[App and web page records]
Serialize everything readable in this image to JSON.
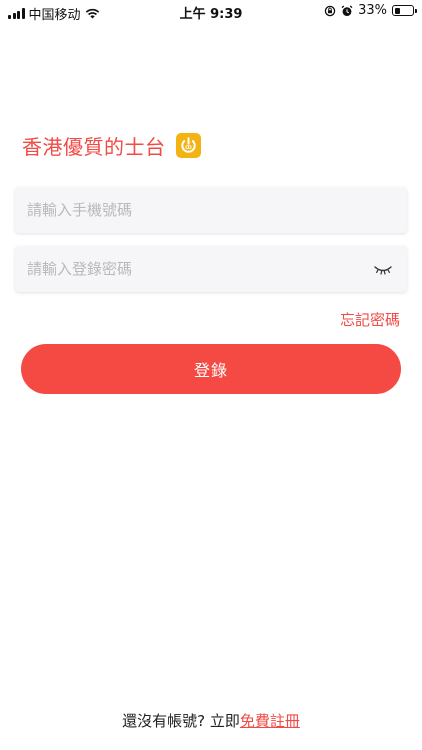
{
  "status_bar": {
    "carrier": "中国移动",
    "time": "上午 9:39",
    "battery": "33%",
    "battery_level": 0.33
  },
  "header": {
    "title": "香港優質的士台",
    "logo_icon": "power-taxi-logo-icon"
  },
  "form": {
    "phone_placeholder": "請輸入手機號碼",
    "password_placeholder": "請輸入登錄密碼",
    "password_toggle_icon": "eye-closed-icon",
    "forgot_label": "忘記密碼",
    "login_label": "登錄"
  },
  "footer": {
    "prompt": "還沒有帳號? 立即",
    "register_label": "免費註冊"
  },
  "colors": {
    "accent": "#f54a44",
    "logo": "#f2b313",
    "field_bg": "#f6f6f8"
  }
}
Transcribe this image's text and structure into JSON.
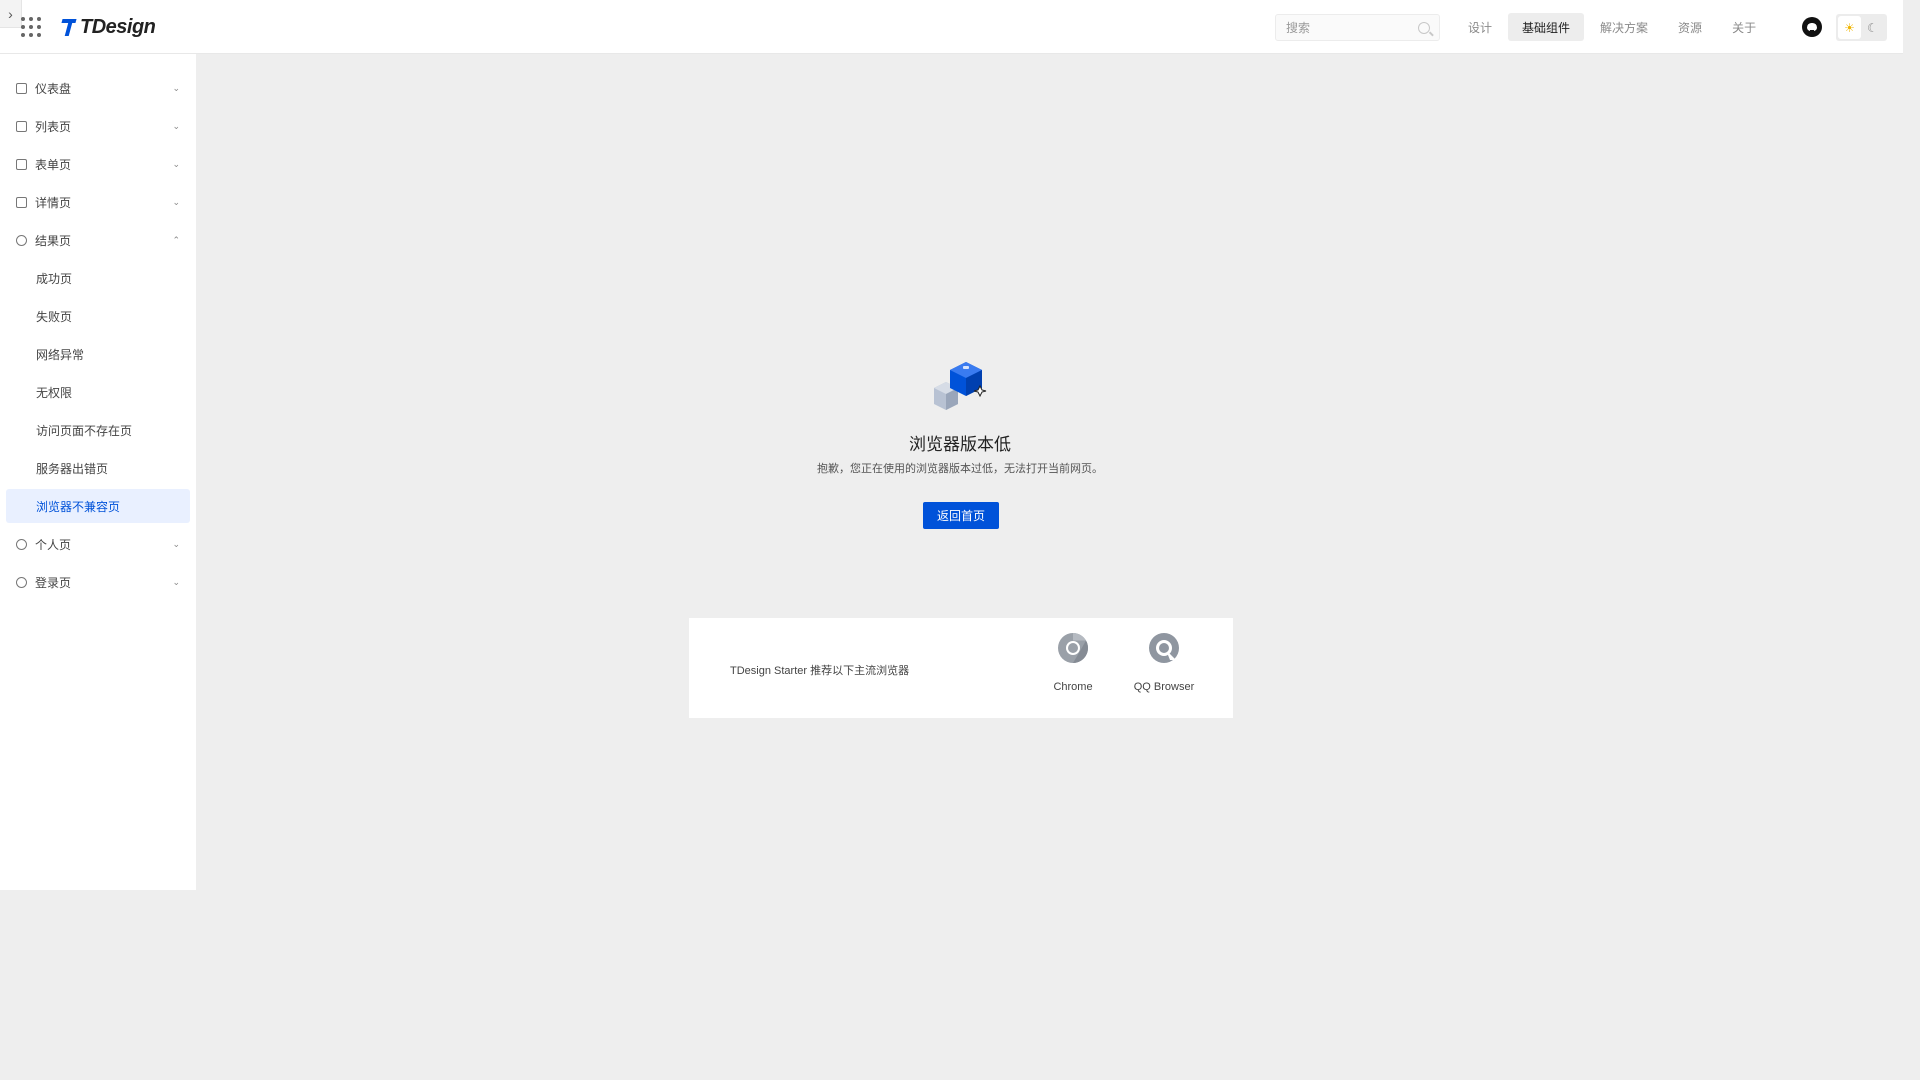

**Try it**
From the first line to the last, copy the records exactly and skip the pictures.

**Result below**
Serialize everything readable in this image to JSON.
{
  "status_bar": {
    "carrier": "中国移动",
    "time": "上午 9:39",
    "battery": "33%",
    "battery_level": 0.33
  },
  "header": {
    "title": "香港優質的士台",
    "logo_icon": "power-taxi-logo-icon"
  },
  "form": {
    "phone_placeholder": "請輸入手機號碼",
    "password_placeholder": "請輸入登錄密碼",
    "password_toggle_icon": "eye-closed-icon",
    "forgot_label": "忘記密碼",
    "login_label": "登錄"
  },
  "footer": {
    "prompt": "還沒有帳號? 立即",
    "register_label": "免費註冊"
  },
  "colors": {
    "accent": "#f54a44",
    "logo": "#f2b313",
    "field_bg": "#f6f6f8"
  }
}
Transcribe this image's text and structure into JSON.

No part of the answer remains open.